WHAT YOU WILL DO: Will you write out the data exactly, excluding every picture?

EXERCISE MATERIALS:

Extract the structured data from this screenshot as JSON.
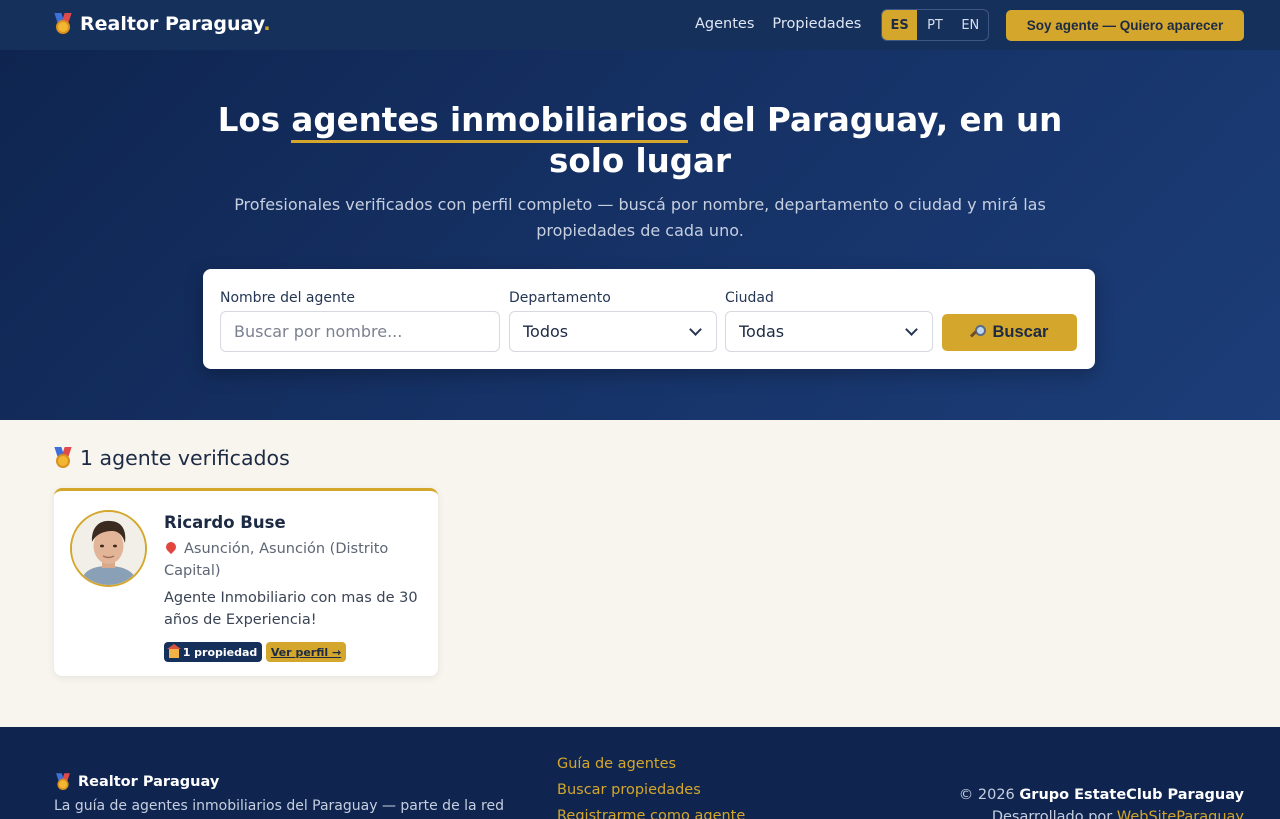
{
  "header": {
    "brand_name": "Realtor Paraguay",
    "brand_dot": ".",
    "nav": [
      "Agentes",
      "Propiedades"
    ],
    "languages": [
      "ES",
      "PT",
      "EN"
    ],
    "active_language": "ES",
    "cta_label": "Soy agente — Quiero aparecer"
  },
  "hero": {
    "title_pre": "Los ",
    "title_highlight": "agentes inmobiliarios",
    "title_post": " del Paraguay, en un solo lugar",
    "subtitle": "Profesionales verificados con perfil completo — buscá por nombre, departamento o ciudad y mirá las propiedades de cada uno."
  },
  "search": {
    "name_label": "Nombre del agente",
    "name_placeholder": "Buscar por nombre...",
    "department_label": "Departamento",
    "department_value": "Todos",
    "city_label": "Ciudad",
    "city_value": "Todas",
    "button_label": "Buscar"
  },
  "results": {
    "count_label": "1 agente verificados"
  },
  "agents": [
    {
      "name": "Ricardo Buse",
      "location": "Asunción, Asunción (Distrito Capital)",
      "bio": "Agente Inmobiliario con mas de 30 años de Experiencia!",
      "properties_badge": "1 propiedad",
      "profile_link": "Ver perfil →"
    }
  ],
  "footer": {
    "brand_name": "Realtor Paraguay",
    "description": "La guía de agentes inmobiliarios del Paraguay — parte de la red",
    "links": [
      "Guía de agentes",
      "Buscar propiedades",
      "Registrarme como agente"
    ],
    "copyright_prefix": "© 2026 ",
    "copyright_owner": "Grupo EstateClub Paraguay",
    "developed_prefix": "Desarrollado por ",
    "developer": "WebSiteParaguay"
  },
  "colors": {
    "navy": "#16305c",
    "gold": "#d4a72c",
    "cream": "#f8f5ee"
  }
}
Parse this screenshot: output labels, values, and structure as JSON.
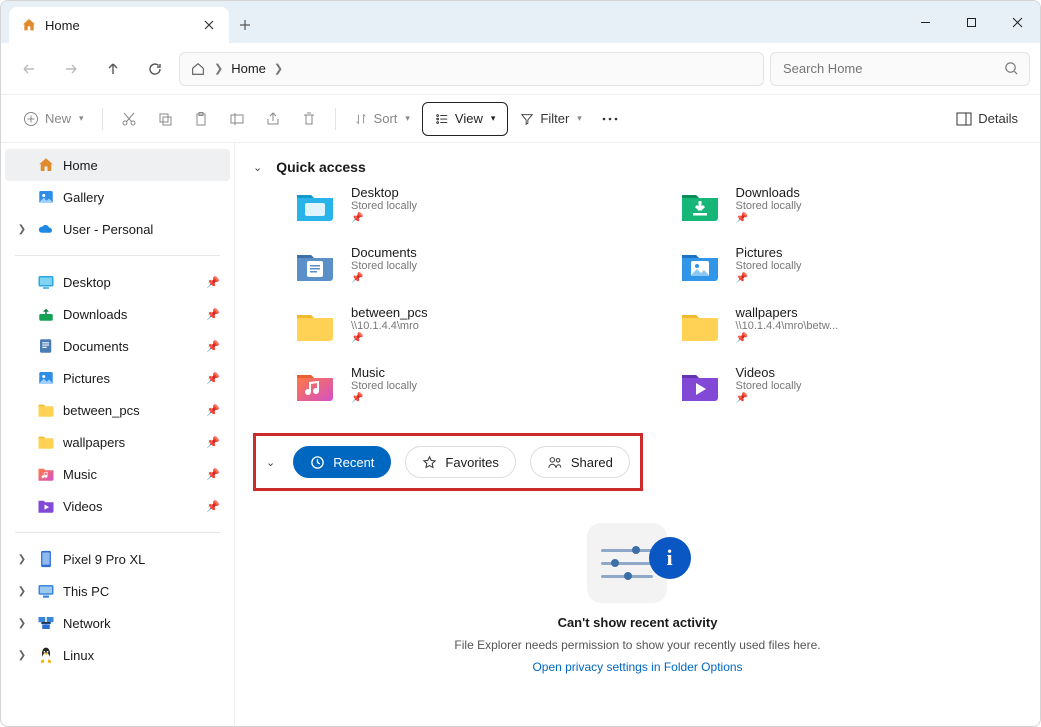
{
  "titlebar": {
    "tab_title": "Home"
  },
  "breadcrumb": {
    "crumb1": "Home"
  },
  "search": {
    "placeholder": "Search Home"
  },
  "toolbar": {
    "new_label": "New",
    "sort_label": "Sort",
    "view_label": "View",
    "filter_label": "Filter",
    "details_label": "Details"
  },
  "sidebar": {
    "top": [
      {
        "label": "Home",
        "icon": "home",
        "selected": true
      },
      {
        "label": "Gallery",
        "icon": "gallery"
      },
      {
        "label": "User - Personal",
        "icon": "onedrive",
        "chevron": true
      }
    ],
    "pinned": [
      {
        "label": "Desktop",
        "icon": "desktop"
      },
      {
        "label": "Downloads",
        "icon": "downloads"
      },
      {
        "label": "Documents",
        "icon": "documents"
      },
      {
        "label": "Pictures",
        "icon": "pictures"
      },
      {
        "label": "between_pcs",
        "icon": "folder"
      },
      {
        "label": "wallpapers",
        "icon": "folder"
      },
      {
        "label": "Music",
        "icon": "music"
      },
      {
        "label": "Videos",
        "icon": "videos"
      }
    ],
    "bottom": [
      {
        "label": "Pixel 9 Pro XL",
        "icon": "phone"
      },
      {
        "label": "This PC",
        "icon": "pc"
      },
      {
        "label": "Network",
        "icon": "network"
      },
      {
        "label": "Linux",
        "icon": "linux"
      }
    ]
  },
  "quick_access": {
    "title": "Quick access",
    "items": [
      {
        "name": "Desktop",
        "sub": "Stored locally",
        "icon": "desktop"
      },
      {
        "name": "Downloads",
        "sub": "Stored locally",
        "icon": "downloads"
      },
      {
        "name": "Documents",
        "sub": "Stored locally",
        "icon": "documents"
      },
      {
        "name": "Pictures",
        "sub": "Stored locally",
        "icon": "pictures"
      },
      {
        "name": "between_pcs",
        "sub": "\\\\10.1.4.4\\mro",
        "icon": "folder"
      },
      {
        "name": "wallpapers",
        "sub": "\\\\10.1.4.4\\mro\\betw...",
        "icon": "folder"
      },
      {
        "name": "Music",
        "sub": "Stored locally",
        "icon": "music"
      },
      {
        "name": "Videos",
        "sub": "Stored locally",
        "icon": "videos"
      }
    ]
  },
  "recent_tabs": {
    "recent": "Recent",
    "favorites": "Favorites",
    "shared": "Shared"
  },
  "empty": {
    "title": "Can't show recent activity",
    "sub": "File Explorer needs permission to show your recently used files here.",
    "link": "Open privacy settings in Folder Options"
  }
}
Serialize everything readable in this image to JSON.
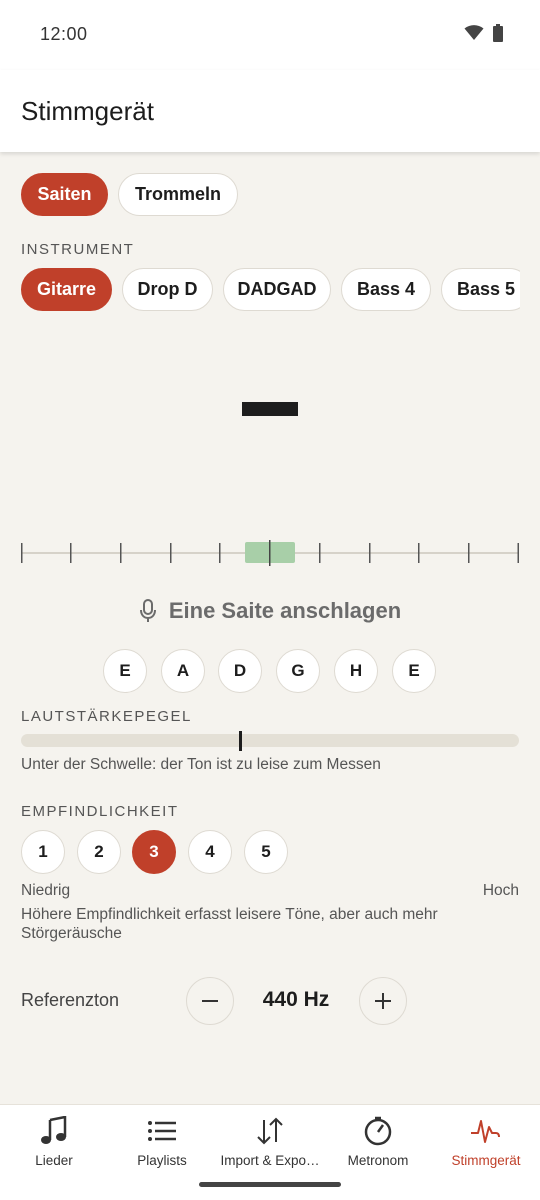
{
  "status": {
    "time": "12:00"
  },
  "app": {
    "title": "Stimmgerät"
  },
  "mode_tabs": [
    {
      "label": "Saiten",
      "active": true
    },
    {
      "label": "Trommeln",
      "active": false
    }
  ],
  "instrument": {
    "section_label": "INSTRUMENT",
    "options": [
      {
        "label": "Gitarre",
        "active": true
      },
      {
        "label": "Drop D",
        "active": false
      },
      {
        "label": "DADGAD",
        "active": false
      },
      {
        "label": "Bass 4",
        "active": false
      },
      {
        "label": "Bass 5",
        "active": false
      }
    ]
  },
  "tuner": {
    "note_display": "—",
    "hint": "Eine Saite anschlagen",
    "strings": [
      "E",
      "A",
      "D",
      "G",
      "H",
      "E"
    ]
  },
  "volume": {
    "section_label": "LAUTSTÄRKEPEGEL",
    "threshold_fraction": 0.44,
    "message": "Unter der Schwelle: der Ton ist zu leise zum Messen"
  },
  "sensitivity": {
    "section_label": "EMPFINDLICHKEIT",
    "levels": [
      "1",
      "2",
      "3",
      "4",
      "5"
    ],
    "selected": "3",
    "low_label": "Niedrig",
    "high_label": "Hoch",
    "description": "Höhere Empfindlichkeit erfasst leisere Töne, aber auch mehr Störgeräusche"
  },
  "reference": {
    "label": "Referenzton",
    "value": "440 Hz"
  },
  "nav": {
    "items": [
      {
        "label": "Lieder",
        "icon": "music-note-icon",
        "active": false
      },
      {
        "label": "Playlists",
        "icon": "list-icon",
        "active": false
      },
      {
        "label": "Import & Expo…",
        "icon": "import-export-icon",
        "active": false
      },
      {
        "label": "Metronom",
        "icon": "metronome-icon",
        "active": false
      },
      {
        "label": "Stimmgerät",
        "icon": "tuner-pulse-icon",
        "active": true
      }
    ]
  },
  "colors": {
    "accent": "#c0402a",
    "background": "#f5f3ee",
    "in_tune_zone": "#a8cfa8"
  }
}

TASK OUTPUT:
Extract the structured data from this screenshot as JSON.
{
  "header": {
    "brand_name": "Realtor Paraguay",
    "brand_dot": ".",
    "nav": [
      "Agentes",
      "Propiedades"
    ],
    "languages": [
      "ES",
      "PT",
      "EN"
    ],
    "active_language": "ES",
    "cta_label": "Soy agente — Quiero aparecer"
  },
  "hero": {
    "title_pre": "Los ",
    "title_highlight": "agentes inmobiliarios",
    "title_post": " del Paraguay, en un solo lugar",
    "subtitle": "Profesionales verificados con perfil completo — buscá por nombre, departamento o ciudad y mirá las propiedades de cada uno."
  },
  "search": {
    "name_label": "Nombre del agente",
    "name_placeholder": "Buscar por nombre...",
    "department_label": "Departamento",
    "department_value": "Todos",
    "city_label": "Ciudad",
    "city_value": "Todas",
    "button_label": "Buscar"
  },
  "results": {
    "count_label": "1 agente verificados"
  },
  "agents": [
    {
      "name": "Ricardo Buse",
      "location": "Asunción, Asunción (Distrito Capital)",
      "bio": "Agente Inmobiliario con mas de 30 años de Experiencia!",
      "properties_badge": "1 propiedad",
      "profile_link": "Ver perfil →"
    }
  ],
  "footer": {
    "brand_name": "Realtor Paraguay",
    "description": "La guía de agentes inmobiliarios del Paraguay — parte de la red",
    "links": [
      "Guía de agentes",
      "Buscar propiedades",
      "Registrarme como agente"
    ],
    "copyright_prefix": "© 2026 ",
    "copyright_owner": "Grupo EstateClub Paraguay",
    "developed_prefix": "Desarrollado por ",
    "developer": "WebSiteParaguay"
  },
  "colors": {
    "navy": "#16305c",
    "gold": "#d4a72c",
    "cream": "#f8f5ee"
  }
}
Parse this screenshot: output labels, values, and structure as JSON.
{
  "titlebar": {
    "tab_title": "Home"
  },
  "breadcrumb": {
    "crumb1": "Home"
  },
  "search": {
    "placeholder": "Search Home"
  },
  "toolbar": {
    "new_label": "New",
    "sort_label": "Sort",
    "view_label": "View",
    "filter_label": "Filter",
    "details_label": "Details"
  },
  "sidebar": {
    "top": [
      {
        "label": "Home",
        "icon": "home",
        "selected": true
      },
      {
        "label": "Gallery",
        "icon": "gallery"
      },
      {
        "label": "User - Personal",
        "icon": "onedrive",
        "chevron": true
      }
    ],
    "pinned": [
      {
        "label": "Desktop",
        "icon": "desktop"
      },
      {
        "label": "Downloads",
        "icon": "downloads"
      },
      {
        "label": "Documents",
        "icon": "documents"
      },
      {
        "label": "Pictures",
        "icon": "pictures"
      },
      {
        "label": "between_pcs",
        "icon": "folder"
      },
      {
        "label": "wallpapers",
        "icon": "folder"
      },
      {
        "label": "Music",
        "icon": "music"
      },
      {
        "label": "Videos",
        "icon": "videos"
      }
    ],
    "bottom": [
      {
        "label": "Pixel 9 Pro XL",
        "icon": "phone"
      },
      {
        "label": "This PC",
        "icon": "pc"
      },
      {
        "label": "Network",
        "icon": "network"
      },
      {
        "label": "Linux",
        "icon": "linux"
      }
    ]
  },
  "quick_access": {
    "title": "Quick access",
    "items": [
      {
        "name": "Desktop",
        "sub": "Stored locally",
        "icon": "desktop"
      },
      {
        "name": "Downloads",
        "sub": "Stored locally",
        "icon": "downloads"
      },
      {
        "name": "Documents",
        "sub": "Stored locally",
        "icon": "documents"
      },
      {
        "name": "Pictures",
        "sub": "Stored locally",
        "icon": "pictures"
      },
      {
        "name": "between_pcs",
        "sub": "\\\\10.1.4.4\\mro",
        "icon": "folder"
      },
      {
        "name": "wallpapers",
        "sub": "\\\\10.1.4.4\\mro\\betw...",
        "icon": "folder"
      },
      {
        "name": "Music",
        "sub": "Stored locally",
        "icon": "music"
      },
      {
        "name": "Videos",
        "sub": "Stored locally",
        "icon": "videos"
      }
    ]
  },
  "recent_tabs": {
    "recent": "Recent",
    "favorites": "Favorites",
    "shared": "Shared"
  },
  "empty": {
    "title": "Can't show recent activity",
    "sub": "File Explorer needs permission to show your recently used files here.",
    "link": "Open privacy settings in Folder Options"
  }
}
Serialize everything readable in this image to JSON.
{
  "status": {
    "time": "12:00"
  },
  "app": {
    "title": "Stimmgerät"
  },
  "mode_tabs": [
    {
      "label": "Saiten",
      "active": true
    },
    {
      "label": "Trommeln",
      "active": false
    }
  ],
  "instrument": {
    "section_label": "INSTRUMENT",
    "options": [
      {
        "label": "Gitarre",
        "active": true
      },
      {
        "label": "Drop D",
        "active": false
      },
      {
        "label": "DADGAD",
        "active": false
      },
      {
        "label": "Bass 4",
        "active": false
      },
      {
        "label": "Bass 5",
        "active": false
      }
    ]
  },
  "tuner": {
    "note_display": "—",
    "hint": "Eine Saite anschlagen",
    "strings": [
      "E",
      "A",
      "D",
      "G",
      "H",
      "E"
    ]
  },
  "volume": {
    "section_label": "LAUTSTÄRKEPEGEL",
    "threshold_fraction": 0.44,
    "message": "Unter der Schwelle: der Ton ist zu leise zum Messen"
  },
  "sensitivity": {
    "section_label": "EMPFINDLICHKEIT",
    "levels": [
      "1",
      "2",
      "3",
      "4",
      "5"
    ],
    "selected": "3",
    "low_label": "Niedrig",
    "high_label": "Hoch",
    "description": "Höhere Empfindlichkeit erfasst leisere Töne, aber auch mehr Störgeräusche"
  },
  "reference": {
    "label": "Referenzton",
    "value": "440 Hz"
  },
  "nav": {
    "items": [
      {
        "label": "Lieder",
        "icon": "music-note-icon",
        "active": false
      },
      {
        "label": "Playlists",
        "icon": "list-icon",
        "active": false
      },
      {
        "label": "Import & Expo…",
        "icon": "import-export-icon",
        "active": false
      },
      {
        "label": "Metronom",
        "icon": "metronome-icon",
        "active": false
      },
      {
        "label": "Stimmgerät",
        "icon": "tuner-pulse-icon",
        "active": true
      }
    ]
  },
  "colors": {
    "accent": "#c0402a",
    "background": "#f5f3ee",
    "in_tune_zone": "#a8cfa8"
  }
}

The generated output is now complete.